Exercise goal
The entries must be set down again word for word; no pictures belong in the copy.

Stored data
· · · · ·
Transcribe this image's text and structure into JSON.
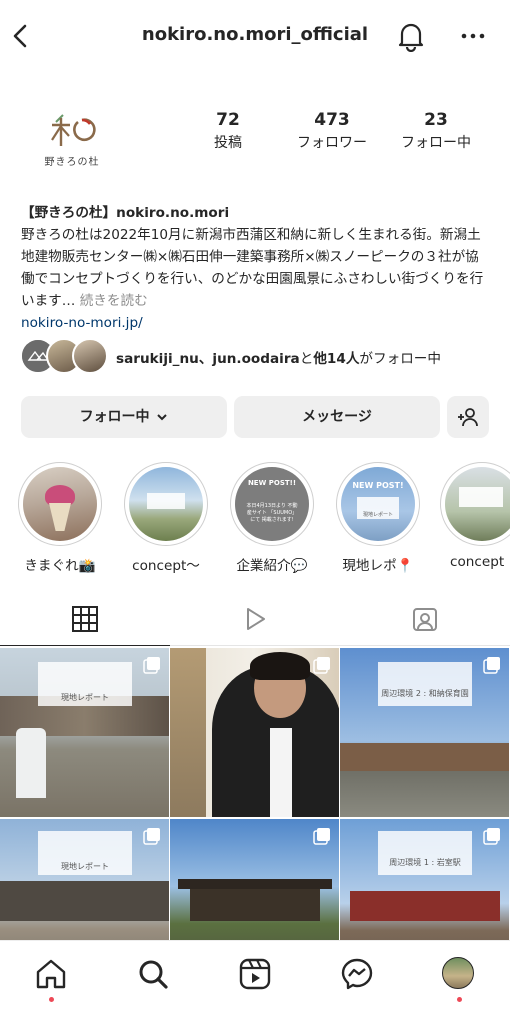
{
  "header": {
    "username": "nokiro.no.mori_official",
    "back_icon": "chevron-left-icon",
    "bell_icon": "bell-icon",
    "more_icon": "more-horizontal-icon"
  },
  "profile": {
    "logo_text": "野きろの杜",
    "stats": [
      {
        "value": "72",
        "label": "投稿"
      },
      {
        "value": "473",
        "label": "フォロワー"
      },
      {
        "value": "23",
        "label": "フォロー中"
      }
    ]
  },
  "bio": {
    "name": "【野きろの杜】nokiro.no.mori",
    "text": "野きろの杜は2022年10月に新潟市西蒲区和納に新しく生まれる街。新潟土地建物販売センター㈱×㈱石田伸一建築事務所×㈱スノーピークの３社が協働でコンセプトづくりを行い、のどかな田園風景にふさわしい街づくりを行います…",
    "more": " 続きを読む",
    "link": "nokiro-no-mori.jp/"
  },
  "mutual": {
    "names": "sarukiji_nu、jun.oodaira",
    "middle": "と",
    "others": "他14人",
    "suffix": "がフォロー中"
  },
  "buttons": {
    "follow": "フォロー中",
    "message": "メッセージ",
    "add_user_icon": "add-user-icon"
  },
  "stories": [
    {
      "label": "きまぐれ📸"
    },
    {
      "label": "concept～"
    },
    {
      "label": "企業紹介💬"
    },
    {
      "label": "現地レポ📍"
    },
    {
      "label": "concept"
    }
  ],
  "story_text": {
    "s3_title": "NEW POST!!",
    "s3_sub": "本日4月13日より 不動産サイト 「SUUMO」にて 掲載されます!",
    "s4_title": "NEW POST!",
    "s4_sub": "現地レポート"
  },
  "posts": [
    {
      "caption": "現地レポート"
    },
    {
      "caption": ""
    },
    {
      "caption": "周辺環境 2 : 和納保育園"
    },
    {
      "caption": "現地レポート"
    },
    {
      "caption": ""
    },
    {
      "caption": "周辺環境 1 : 岩室駅"
    }
  ],
  "tabs": [
    "grid-icon",
    "reels-icon",
    "tagged-icon"
  ],
  "nav": [
    "home-icon",
    "search-icon",
    "reels-icon",
    "messenger-icon",
    "profile-avatar"
  ]
}
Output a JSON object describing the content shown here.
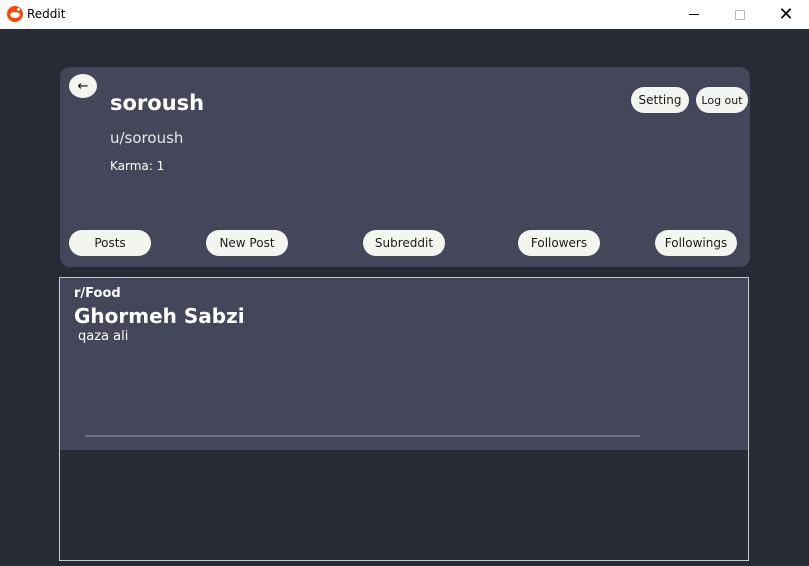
{
  "window": {
    "title": "Reddit",
    "minimize_glyph": "",
    "maximize_glyph": "",
    "close_glyph": "✕"
  },
  "profile": {
    "back_glyph": "←",
    "username": "soroush",
    "handle": "u/soroush",
    "karma": "Karma: 1",
    "setting_label": "Setting",
    "logout_label": "Log out"
  },
  "nav": {
    "posts": "Posts",
    "new_post": "New Post",
    "subreddit": "Subreddit",
    "followers": "Followers",
    "followings": "Followings"
  },
  "posts": [
    {
      "subreddit": "r/Food",
      "title": "Ghormeh Sabzi",
      "body": "qaza ali"
    }
  ],
  "colors": {
    "background": "#282a36",
    "card": "#44465a",
    "pill": "#f5f5f0",
    "brand": "#ff4500"
  }
}
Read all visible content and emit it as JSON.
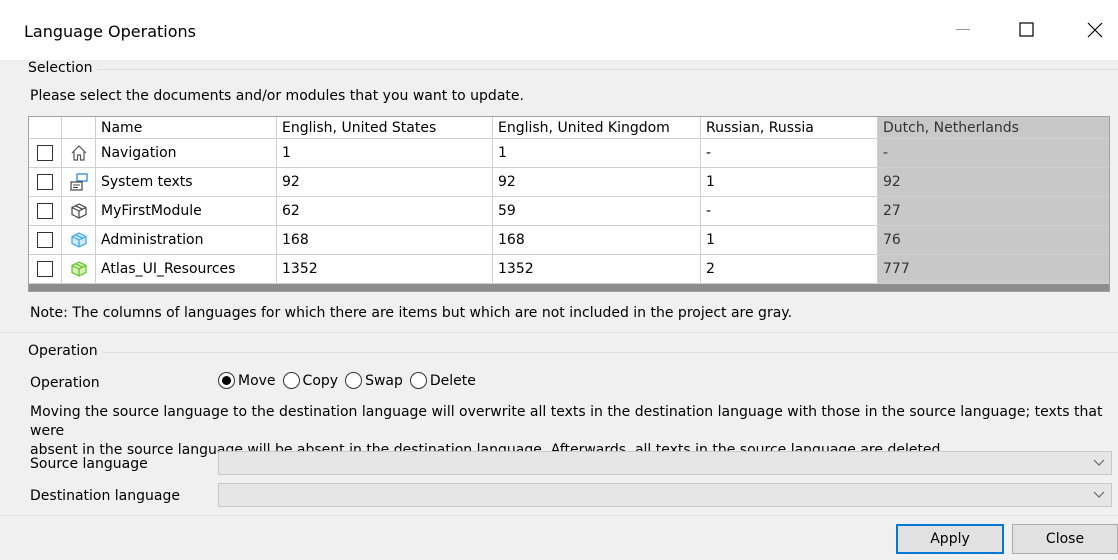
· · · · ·
Problem solution
Transcribe this image's text and structure into JSON.
{
  "header": {
    "username": "nokiro.no.mori_official",
    "back_icon": "chevron-left-icon",
    "bell_icon": "bell-icon",
    "more_icon": "more-horizontal-icon"
  },
  "profile": {
    "logo_text": "野きろの杜",
    "stats": [
      {
        "value": "72",
        "label": "投稿"
      },
      {
        "value": "473",
        "label": "フォロワー"
      },
      {
        "value": "23",
        "label": "フォロー中"
      }
    ]
  },
  "bio": {
    "name": "【野きろの杜】nokiro.no.mori",
    "text": "野きろの杜は2022年10月に新潟市西蒲区和納に新しく生まれる街。新潟土地建物販売センター㈱×㈱石田伸一建築事務所×㈱スノーピークの３社が協働でコンセプトづくりを行い、のどかな田園風景にふさわしい街づくりを行います…",
    "more": " 続きを読む",
    "link": "nokiro-no-mori.jp/"
  },
  "mutual": {
    "names": "sarukiji_nu、jun.oodaira",
    "middle": "と",
    "others": "他14人",
    "suffix": "がフォロー中"
  },
  "buttons": {
    "follow": "フォロー中",
    "message": "メッセージ",
    "add_user_icon": "add-user-icon"
  },
  "stories": [
    {
      "label": "きまぐれ📸"
    },
    {
      "label": "concept～"
    },
    {
      "label": "企業紹介💬"
    },
    {
      "label": "現地レポ📍"
    },
    {
      "label": "concept"
    }
  ],
  "story_text": {
    "s3_title": "NEW POST!!",
    "s3_sub": "本日4月13日より 不動産サイト 「SUUMO」にて 掲載されます!",
    "s4_title": "NEW POST!",
    "s4_sub": "現地レポート"
  },
  "posts": [
    {
      "caption": "現地レポート"
    },
    {
      "caption": ""
    },
    {
      "caption": "周辺環境 2 : 和納保育園"
    },
    {
      "caption": "現地レポート"
    },
    {
      "caption": ""
    },
    {
      "caption": "周辺環境 1 : 岩室駅"
    }
  ],
  "tabs": [
    "grid-icon",
    "reels-icon",
    "tagged-icon"
  ],
  "nav": [
    "home-icon",
    "search-icon",
    "reels-icon",
    "messenger-icon",
    "profile-avatar"
  ]
}
Output a JSON object describing the content shown here.
{
  "window": {
    "title": "Reddit",
    "minimize_glyph": "",
    "maximize_glyph": "",
    "close_glyph": "✕"
  },
  "profile": {
    "back_glyph": "←",
    "username": "soroush",
    "handle": "u/soroush",
    "karma": "Karma: 1",
    "setting_label": "Setting",
    "logout_label": "Log out"
  },
  "nav": {
    "posts": "Posts",
    "new_post": "New Post",
    "subreddit": "Subreddit",
    "followers": "Followers",
    "followings": "Followings"
  },
  "posts": [
    {
      "subreddit": "r/Food",
      "title": "Ghormeh Sabzi",
      "body": "qaza ali"
    }
  ],
  "colors": {
    "background": "#282a36",
    "card": "#44465a",
    "pill": "#f5f5f0",
    "brand": "#ff4500"
  }
}
Read all visible content and emit it as JSON.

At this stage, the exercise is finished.